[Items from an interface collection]
※
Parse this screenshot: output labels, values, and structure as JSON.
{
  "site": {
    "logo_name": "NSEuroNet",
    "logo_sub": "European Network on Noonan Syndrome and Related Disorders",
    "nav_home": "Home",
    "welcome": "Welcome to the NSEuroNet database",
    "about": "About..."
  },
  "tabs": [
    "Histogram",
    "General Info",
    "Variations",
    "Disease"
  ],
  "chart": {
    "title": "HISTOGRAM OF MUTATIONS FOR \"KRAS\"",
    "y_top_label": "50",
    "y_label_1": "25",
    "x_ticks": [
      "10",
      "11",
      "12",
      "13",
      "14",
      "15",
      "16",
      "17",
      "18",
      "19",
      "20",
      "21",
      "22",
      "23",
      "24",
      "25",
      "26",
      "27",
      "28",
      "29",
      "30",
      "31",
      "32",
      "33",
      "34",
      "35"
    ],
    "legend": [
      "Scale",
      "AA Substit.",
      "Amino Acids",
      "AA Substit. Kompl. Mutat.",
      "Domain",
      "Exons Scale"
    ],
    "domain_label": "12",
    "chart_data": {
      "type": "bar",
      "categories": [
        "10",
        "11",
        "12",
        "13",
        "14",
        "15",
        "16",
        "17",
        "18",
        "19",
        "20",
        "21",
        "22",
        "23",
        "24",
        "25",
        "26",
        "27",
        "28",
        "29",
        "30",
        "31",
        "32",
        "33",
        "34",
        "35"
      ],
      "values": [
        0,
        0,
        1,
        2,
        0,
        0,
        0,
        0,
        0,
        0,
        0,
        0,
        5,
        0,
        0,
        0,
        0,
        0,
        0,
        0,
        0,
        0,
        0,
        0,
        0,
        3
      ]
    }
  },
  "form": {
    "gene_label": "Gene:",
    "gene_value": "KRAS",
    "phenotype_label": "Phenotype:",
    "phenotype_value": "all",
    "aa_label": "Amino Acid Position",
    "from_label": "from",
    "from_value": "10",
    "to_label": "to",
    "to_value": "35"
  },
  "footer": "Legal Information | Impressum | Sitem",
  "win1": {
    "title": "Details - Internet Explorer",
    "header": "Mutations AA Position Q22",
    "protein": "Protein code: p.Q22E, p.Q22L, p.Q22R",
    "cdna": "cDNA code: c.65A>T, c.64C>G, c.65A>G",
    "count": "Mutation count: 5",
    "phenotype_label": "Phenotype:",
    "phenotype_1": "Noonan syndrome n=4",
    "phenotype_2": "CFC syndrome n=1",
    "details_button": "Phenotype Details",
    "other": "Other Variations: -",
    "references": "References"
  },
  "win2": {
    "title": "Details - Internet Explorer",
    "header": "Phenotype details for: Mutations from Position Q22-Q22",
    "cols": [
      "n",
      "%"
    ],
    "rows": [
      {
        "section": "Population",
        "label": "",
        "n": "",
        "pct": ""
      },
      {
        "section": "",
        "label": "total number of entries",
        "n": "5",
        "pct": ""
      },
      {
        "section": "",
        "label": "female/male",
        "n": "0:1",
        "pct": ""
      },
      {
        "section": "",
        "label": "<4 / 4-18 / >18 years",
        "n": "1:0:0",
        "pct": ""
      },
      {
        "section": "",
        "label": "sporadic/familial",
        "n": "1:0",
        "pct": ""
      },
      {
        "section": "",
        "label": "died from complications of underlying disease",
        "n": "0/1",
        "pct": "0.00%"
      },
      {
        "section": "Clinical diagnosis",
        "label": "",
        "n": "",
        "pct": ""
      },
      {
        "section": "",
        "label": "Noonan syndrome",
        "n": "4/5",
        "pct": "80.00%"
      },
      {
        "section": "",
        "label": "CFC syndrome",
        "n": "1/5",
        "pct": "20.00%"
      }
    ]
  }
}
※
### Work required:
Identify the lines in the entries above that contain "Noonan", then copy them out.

### Reply to the task:
    "logo_sub": "European Network on Noonan Syndrome and Related Disorders",
    "phenotype_1": "Noonan syndrome n=4",
        "label": "Noonan syndrome",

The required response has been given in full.